Public projects boost construction
Construction and engineering companies can expect respite from slowing economy with public sector projects
The past few years have been tough for the local construction industry, which faced the challenges of a slowing economy and increasing manpower costs.
But construction and engineering companies can expect some respite this year.
In January, the Building and Construction Authority (BCA) announced that construction demand will increase this year, driven by public sector projects.
This bodes well for the 10 largest construction and engineering stocks of the Singapore Exchange (SGX).
The 2017 year-to-date average performances of these stocks have been almost triple that of its regional peers, noted an SGX report last month.
These stocks generated gains averaging 27 per cent in total returns, compared to the 9 per cent gain of Asia Pacific's 10 largest construction and engineering plays.
SGX lists more than 50 construction and engineering stocks. They have a combined market capitalisation of $7.8 billion, which makes up 4 per cent of the $184 billion capital goods segment of stocks.
The performance of Singapore's construction companies have been lacklustre in the past few years, with its biggest stocks seeing a 16.6 per cent gain in the last five years. In contrast, Asia Pacific's 10 largest construction and engineering stocks saw a 20.1 per cent five-year average annualised return.
The industry's better performance this year can be attributed to the Government's plan to bring forward $700 million for public sector infrastructure projects within the next two years.
The public sector is expected to contribute about 70 per cent of the total construction demand, boosted by an increase in demand for most building types and civil engineering worksBCA

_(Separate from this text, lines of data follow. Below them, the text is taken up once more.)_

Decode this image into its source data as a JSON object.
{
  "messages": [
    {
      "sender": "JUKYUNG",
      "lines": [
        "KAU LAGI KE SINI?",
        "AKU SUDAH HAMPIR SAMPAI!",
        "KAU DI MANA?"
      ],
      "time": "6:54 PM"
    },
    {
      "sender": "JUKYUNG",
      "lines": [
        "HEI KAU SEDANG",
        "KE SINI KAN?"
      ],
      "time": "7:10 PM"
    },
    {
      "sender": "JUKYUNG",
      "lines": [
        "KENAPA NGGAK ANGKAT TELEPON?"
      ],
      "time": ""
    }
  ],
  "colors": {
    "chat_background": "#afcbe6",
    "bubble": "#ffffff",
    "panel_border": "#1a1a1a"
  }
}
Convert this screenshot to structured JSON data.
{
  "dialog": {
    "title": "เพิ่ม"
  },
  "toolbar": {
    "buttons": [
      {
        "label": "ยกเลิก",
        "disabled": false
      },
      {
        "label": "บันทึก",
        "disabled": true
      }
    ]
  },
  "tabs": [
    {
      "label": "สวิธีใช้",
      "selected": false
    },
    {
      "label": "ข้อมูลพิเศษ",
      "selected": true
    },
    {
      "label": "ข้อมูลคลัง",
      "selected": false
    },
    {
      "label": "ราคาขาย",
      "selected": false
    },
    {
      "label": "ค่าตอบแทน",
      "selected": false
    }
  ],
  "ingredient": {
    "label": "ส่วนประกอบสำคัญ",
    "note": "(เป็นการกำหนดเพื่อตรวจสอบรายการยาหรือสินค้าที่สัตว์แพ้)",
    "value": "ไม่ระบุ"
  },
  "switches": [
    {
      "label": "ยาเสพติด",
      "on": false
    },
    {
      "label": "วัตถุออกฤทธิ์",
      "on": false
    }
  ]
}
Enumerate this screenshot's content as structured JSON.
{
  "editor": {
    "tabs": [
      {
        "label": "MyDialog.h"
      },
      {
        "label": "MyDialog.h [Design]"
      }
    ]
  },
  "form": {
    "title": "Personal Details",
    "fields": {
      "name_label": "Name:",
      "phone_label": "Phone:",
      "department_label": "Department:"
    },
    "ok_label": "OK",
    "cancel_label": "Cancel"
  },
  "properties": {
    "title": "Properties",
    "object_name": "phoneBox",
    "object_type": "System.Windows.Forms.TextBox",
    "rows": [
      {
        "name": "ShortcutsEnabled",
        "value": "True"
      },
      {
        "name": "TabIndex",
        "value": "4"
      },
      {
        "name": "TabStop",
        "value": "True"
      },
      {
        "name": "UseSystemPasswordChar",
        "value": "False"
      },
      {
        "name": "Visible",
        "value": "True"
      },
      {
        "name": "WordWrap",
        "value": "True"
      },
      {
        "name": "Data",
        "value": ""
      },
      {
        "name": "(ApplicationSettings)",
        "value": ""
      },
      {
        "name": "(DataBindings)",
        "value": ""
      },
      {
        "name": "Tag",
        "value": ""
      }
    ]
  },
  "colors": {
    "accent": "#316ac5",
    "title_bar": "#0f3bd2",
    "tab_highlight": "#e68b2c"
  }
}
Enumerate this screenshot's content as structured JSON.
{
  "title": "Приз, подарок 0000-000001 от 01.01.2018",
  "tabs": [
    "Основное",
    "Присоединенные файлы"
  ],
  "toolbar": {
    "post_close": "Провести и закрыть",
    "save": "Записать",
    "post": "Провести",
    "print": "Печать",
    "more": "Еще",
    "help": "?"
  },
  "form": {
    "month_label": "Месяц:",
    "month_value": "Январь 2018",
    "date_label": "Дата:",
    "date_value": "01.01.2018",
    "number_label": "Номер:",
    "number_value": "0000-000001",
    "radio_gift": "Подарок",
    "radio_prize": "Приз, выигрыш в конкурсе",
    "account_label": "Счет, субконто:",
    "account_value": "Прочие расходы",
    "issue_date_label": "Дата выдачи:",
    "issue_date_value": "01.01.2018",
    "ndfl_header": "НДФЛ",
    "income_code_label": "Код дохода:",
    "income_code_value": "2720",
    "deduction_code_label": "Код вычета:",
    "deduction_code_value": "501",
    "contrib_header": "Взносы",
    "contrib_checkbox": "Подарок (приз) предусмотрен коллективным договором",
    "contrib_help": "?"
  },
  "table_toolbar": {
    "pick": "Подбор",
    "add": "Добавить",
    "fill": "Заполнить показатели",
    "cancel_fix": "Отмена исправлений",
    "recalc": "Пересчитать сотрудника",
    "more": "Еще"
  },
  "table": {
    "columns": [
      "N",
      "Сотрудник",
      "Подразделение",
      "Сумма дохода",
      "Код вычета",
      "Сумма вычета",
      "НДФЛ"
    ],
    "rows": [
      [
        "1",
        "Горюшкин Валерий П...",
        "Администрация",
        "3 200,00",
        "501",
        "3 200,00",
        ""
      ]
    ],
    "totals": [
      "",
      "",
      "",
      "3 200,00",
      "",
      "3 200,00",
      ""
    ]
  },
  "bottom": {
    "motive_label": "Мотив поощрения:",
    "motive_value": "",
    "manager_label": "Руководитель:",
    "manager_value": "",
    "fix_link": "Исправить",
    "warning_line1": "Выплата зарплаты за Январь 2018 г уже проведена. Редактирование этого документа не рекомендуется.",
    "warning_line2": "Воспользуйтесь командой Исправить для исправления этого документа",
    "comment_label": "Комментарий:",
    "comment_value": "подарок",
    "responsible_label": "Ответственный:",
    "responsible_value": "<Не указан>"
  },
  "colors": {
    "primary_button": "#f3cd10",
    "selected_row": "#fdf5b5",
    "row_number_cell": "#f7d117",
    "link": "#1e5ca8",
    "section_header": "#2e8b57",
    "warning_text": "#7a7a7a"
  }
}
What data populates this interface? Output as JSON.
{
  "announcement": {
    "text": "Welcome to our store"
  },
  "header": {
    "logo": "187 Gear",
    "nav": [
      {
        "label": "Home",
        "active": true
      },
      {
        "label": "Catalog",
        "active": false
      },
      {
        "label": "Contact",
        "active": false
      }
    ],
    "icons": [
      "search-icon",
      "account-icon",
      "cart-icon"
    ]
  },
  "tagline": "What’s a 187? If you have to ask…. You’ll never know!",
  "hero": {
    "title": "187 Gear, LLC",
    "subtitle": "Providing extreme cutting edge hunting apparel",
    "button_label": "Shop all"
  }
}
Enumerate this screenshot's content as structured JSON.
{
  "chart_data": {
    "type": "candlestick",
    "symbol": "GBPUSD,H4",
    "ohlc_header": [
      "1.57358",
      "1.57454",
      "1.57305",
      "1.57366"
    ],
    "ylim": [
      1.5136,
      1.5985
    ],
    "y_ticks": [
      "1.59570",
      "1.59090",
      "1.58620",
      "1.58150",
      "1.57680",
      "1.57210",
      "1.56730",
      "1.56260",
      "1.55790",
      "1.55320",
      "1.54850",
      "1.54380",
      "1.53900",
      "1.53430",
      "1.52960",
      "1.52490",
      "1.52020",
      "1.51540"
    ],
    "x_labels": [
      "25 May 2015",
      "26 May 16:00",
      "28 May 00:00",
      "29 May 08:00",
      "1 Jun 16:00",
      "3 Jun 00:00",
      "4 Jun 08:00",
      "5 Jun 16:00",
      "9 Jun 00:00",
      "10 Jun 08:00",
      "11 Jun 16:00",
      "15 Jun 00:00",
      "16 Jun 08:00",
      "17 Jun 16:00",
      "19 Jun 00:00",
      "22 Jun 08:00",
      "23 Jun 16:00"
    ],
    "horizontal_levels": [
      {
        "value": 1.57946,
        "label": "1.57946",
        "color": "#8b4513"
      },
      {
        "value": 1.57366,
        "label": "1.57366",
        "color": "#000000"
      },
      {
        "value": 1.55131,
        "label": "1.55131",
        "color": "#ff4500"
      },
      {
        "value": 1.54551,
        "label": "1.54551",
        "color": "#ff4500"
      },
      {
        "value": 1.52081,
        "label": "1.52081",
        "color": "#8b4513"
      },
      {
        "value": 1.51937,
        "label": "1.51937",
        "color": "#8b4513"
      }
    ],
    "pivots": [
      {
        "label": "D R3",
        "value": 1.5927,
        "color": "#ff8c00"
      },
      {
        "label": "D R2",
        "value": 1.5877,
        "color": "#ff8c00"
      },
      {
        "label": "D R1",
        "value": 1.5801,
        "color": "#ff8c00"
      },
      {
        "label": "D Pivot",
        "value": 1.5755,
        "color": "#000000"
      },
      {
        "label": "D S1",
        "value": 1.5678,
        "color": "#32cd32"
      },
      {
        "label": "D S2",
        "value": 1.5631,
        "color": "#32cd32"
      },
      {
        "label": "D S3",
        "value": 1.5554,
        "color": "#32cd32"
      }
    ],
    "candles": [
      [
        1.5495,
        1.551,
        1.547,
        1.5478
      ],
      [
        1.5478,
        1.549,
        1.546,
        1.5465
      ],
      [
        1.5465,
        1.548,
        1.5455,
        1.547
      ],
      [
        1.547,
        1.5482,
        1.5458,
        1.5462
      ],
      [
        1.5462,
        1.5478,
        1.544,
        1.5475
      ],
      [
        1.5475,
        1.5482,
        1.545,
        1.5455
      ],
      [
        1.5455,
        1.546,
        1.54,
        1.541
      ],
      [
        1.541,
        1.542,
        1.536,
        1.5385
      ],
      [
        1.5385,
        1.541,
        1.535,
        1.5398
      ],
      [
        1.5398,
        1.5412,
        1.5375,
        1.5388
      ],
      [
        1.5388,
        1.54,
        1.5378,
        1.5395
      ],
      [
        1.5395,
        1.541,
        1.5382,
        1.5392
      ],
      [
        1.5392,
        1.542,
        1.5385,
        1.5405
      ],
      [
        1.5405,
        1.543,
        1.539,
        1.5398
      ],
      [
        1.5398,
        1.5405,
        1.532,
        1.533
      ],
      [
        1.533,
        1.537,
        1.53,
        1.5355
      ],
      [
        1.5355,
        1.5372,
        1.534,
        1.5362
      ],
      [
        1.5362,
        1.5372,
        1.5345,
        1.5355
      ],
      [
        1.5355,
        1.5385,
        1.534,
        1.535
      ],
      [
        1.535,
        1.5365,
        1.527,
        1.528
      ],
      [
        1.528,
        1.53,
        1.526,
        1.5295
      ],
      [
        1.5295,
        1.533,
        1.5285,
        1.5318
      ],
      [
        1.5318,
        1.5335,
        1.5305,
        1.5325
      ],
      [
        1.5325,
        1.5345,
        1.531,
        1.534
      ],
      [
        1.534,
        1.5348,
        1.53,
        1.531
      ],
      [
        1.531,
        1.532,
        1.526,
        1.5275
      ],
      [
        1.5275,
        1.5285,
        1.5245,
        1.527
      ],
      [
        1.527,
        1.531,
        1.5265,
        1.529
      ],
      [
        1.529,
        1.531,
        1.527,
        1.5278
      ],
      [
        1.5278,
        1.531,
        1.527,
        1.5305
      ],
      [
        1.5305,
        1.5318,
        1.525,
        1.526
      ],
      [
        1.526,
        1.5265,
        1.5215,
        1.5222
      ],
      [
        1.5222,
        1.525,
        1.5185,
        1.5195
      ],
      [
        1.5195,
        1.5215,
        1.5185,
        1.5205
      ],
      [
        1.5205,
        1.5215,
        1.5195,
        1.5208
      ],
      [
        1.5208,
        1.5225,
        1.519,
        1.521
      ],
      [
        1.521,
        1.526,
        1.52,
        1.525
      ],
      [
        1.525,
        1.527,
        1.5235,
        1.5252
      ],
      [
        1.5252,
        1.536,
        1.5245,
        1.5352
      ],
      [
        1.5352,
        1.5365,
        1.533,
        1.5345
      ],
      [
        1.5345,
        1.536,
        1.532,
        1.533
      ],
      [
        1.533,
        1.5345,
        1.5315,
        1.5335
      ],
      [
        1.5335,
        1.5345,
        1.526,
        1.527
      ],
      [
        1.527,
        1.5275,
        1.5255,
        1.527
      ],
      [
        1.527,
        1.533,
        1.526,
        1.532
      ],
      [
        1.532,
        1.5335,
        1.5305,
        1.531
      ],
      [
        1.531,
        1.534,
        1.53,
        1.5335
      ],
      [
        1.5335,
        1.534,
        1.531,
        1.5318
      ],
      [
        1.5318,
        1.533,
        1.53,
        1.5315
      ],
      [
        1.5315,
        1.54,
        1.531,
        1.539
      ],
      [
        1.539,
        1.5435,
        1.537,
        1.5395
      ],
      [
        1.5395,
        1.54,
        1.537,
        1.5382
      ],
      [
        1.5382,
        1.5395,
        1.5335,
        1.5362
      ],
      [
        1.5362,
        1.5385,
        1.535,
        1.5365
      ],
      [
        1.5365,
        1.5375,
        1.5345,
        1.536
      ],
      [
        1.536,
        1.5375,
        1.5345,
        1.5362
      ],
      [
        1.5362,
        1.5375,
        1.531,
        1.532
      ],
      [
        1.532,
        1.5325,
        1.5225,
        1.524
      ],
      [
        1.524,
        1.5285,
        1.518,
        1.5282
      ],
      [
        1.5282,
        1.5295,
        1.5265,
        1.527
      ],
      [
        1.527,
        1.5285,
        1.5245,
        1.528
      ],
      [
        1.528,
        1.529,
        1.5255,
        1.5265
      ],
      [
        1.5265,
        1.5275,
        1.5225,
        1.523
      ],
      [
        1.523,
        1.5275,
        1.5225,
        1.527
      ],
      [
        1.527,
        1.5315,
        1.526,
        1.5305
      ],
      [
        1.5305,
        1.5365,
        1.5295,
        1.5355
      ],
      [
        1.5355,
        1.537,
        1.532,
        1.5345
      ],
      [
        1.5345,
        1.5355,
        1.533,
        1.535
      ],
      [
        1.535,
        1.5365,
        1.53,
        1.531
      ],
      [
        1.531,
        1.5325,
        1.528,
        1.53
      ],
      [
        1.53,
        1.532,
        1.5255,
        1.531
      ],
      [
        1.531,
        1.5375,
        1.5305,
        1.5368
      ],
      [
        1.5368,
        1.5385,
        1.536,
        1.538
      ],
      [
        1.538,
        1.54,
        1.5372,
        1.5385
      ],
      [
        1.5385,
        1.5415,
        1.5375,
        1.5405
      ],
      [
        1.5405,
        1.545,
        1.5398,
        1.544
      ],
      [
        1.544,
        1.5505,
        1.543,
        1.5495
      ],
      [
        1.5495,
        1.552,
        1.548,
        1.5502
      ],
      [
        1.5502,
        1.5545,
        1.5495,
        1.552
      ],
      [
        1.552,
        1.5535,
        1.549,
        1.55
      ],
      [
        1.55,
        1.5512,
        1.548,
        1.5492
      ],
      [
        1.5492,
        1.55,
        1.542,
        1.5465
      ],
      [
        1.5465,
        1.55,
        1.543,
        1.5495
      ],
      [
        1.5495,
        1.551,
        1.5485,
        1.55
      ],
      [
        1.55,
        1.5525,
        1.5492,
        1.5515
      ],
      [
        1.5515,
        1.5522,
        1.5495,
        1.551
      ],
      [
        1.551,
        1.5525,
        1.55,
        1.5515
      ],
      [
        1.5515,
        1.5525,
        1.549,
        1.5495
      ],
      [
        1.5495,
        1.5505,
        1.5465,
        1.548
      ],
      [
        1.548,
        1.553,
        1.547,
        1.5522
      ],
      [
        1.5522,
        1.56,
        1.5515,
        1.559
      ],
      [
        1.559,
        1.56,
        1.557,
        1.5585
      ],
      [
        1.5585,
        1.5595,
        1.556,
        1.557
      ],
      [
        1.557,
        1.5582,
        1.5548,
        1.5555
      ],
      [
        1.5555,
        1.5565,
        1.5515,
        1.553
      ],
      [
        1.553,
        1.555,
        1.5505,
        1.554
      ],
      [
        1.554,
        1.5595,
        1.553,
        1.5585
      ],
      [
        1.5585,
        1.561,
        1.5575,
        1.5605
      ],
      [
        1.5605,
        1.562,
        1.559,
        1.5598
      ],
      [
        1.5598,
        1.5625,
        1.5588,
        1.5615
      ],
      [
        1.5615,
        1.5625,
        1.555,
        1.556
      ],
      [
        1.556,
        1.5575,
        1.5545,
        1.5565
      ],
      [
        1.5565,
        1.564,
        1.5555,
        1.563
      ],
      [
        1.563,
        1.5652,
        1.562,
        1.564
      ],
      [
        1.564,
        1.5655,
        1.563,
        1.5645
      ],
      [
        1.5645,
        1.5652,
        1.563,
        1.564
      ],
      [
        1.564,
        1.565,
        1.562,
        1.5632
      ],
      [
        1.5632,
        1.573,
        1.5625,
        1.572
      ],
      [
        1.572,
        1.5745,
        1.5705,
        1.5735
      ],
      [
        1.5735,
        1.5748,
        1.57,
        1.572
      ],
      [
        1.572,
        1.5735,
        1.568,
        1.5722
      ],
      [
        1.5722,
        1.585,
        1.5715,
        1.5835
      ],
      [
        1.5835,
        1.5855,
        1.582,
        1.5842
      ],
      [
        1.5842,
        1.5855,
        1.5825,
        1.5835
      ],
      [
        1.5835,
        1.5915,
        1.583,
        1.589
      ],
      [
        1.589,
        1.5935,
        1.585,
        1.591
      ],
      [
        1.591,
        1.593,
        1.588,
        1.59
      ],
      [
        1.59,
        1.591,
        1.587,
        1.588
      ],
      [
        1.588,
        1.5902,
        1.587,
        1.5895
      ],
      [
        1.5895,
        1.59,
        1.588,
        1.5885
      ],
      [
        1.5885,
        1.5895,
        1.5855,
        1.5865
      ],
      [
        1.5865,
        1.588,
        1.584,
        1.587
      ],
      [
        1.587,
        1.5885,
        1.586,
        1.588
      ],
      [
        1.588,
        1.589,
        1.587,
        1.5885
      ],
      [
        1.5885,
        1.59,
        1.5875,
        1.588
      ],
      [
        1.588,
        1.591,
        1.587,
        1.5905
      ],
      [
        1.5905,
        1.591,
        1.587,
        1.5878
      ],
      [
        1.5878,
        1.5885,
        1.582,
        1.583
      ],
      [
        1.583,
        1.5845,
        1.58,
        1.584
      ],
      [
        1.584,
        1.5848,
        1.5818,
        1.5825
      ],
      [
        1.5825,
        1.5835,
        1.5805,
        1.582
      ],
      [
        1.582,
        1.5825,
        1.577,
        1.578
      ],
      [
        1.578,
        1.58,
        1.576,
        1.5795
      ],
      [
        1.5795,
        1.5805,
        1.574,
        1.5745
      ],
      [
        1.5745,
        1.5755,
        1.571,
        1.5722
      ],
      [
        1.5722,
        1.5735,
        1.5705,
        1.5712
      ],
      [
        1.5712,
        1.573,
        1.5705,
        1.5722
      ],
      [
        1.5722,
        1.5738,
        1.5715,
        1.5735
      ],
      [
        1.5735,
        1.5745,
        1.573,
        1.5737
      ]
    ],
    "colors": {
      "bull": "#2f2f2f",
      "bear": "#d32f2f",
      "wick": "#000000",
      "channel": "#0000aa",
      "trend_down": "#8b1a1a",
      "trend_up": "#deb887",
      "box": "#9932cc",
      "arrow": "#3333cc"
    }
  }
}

It was announced at the Budget this year that these projects, which private constructions firms can bid for, will include upgrading of public amenities such as community clubs and sports facilities.
A day after the Budget announcement, stocks of construction companies, such as Swee Hong and Lian Beng, saw a burst of activity, reported The Business Times in February.
In January, the BCA projected construction demand, or value of construction contracts to be awarded this year, to be between $28 billion and $35 billion.
Last year's preliminary estimate was $26.1 billion.
"The projected stronger construction demand is due to an anticipated increase in public sector construction demand from about $15.8 billion last year to between $20 billion and $24 billion this year.
"The public sector is expected to contribute about 70 per cent of the total construction demand, boosted by an increase in demand for most building types and civil engineering works," said BCA's release.
Private sector construction demand, however, is likely to remain subdued and is projected to stay between $8 billion and $11 billion this year, it added.
Indeed, two of the best performing construction companies in the year to date are involved in public sector projects.
Lian Beng, which has seen a 34 per cent gain in the year so far, announced in March that it has clinched its biggest-ever construction contract - worth about $435 million - to redevelop a Housing Board industrial complex at Defu.
The high-rise industrial complex will provide a sustainable flow of activities through FY2020, it added in a release.
The company, which is categorised as an A1 grade contractor by BCA with an A1 grade in civil engineering, was first established in 1973.
Companies graded A1 will be able to tender for government projects of any size.
Another company, Hock Lian Seng Holdings, which generated a 59.7 per cent year-to-date gain is also categorised as a Grade A1 contractor by BCA.
It also managed to generate the highest three-year returns of 160.1 per cent, noted SGX.
Last year, Hock Lian Seng entered into a $1.107 billion joint venture with Sembcorp Industries to carry out development work for the three-runway operations at Changi Airport.Last month, it successfully bid $3.708 million on a 4,890 sq m site at Tampines Industrial drive, which has a tenure of 20 years.
But investors should note that both companies have reported lower earnings recently.
Last month, Hock Lian Seng announced a profit of about $2 million, which was 16.6 per cent lower on a year-on-year basis.
The results were attributed to a rise in administration and tax expenses, despite an increase in gross profit of 68.1 per cent.
In April, Lian Beng announced that its net profit in the nine months ended Feb 28 saw a 68.4 per cent year-on-year decrease, to $24.3 million.
Over the same period, its revenue decreased 57.4 per cent year on year to $156.2 million mainly due to a decrease in revenue generated from the construction segment and ready-mixed concrete segment.
BCA projected that the average construction demand in the next few years would be lower compared to this year.
In 2018 and 2019, demand will be between $26 billion and $35 billion a year. In 2020 and 2021, demand is projected to be between $26 billion and $37 billion a year.
It also highlighted upcoming mega infrastructure projects such as the Jurong Region Line, Cross Island Line, and developments for Changi Airport Terminal 5 as some of the projects that would bolster the industry in the next few years.
Dr John Keung, chief executive of BCA, noted in January that the year-to-year fluctuations in construction demand are dependent on the "lumpy" nature of major infrastructure projects but overall construction activity will remain high.
"Companies that are prepared to change... to stay at the forefront of technological innovation, process re-engineering and productivity improvement are more likely to sustain growth and competitiveness despite the headwinds under challenging economic conditions," he added.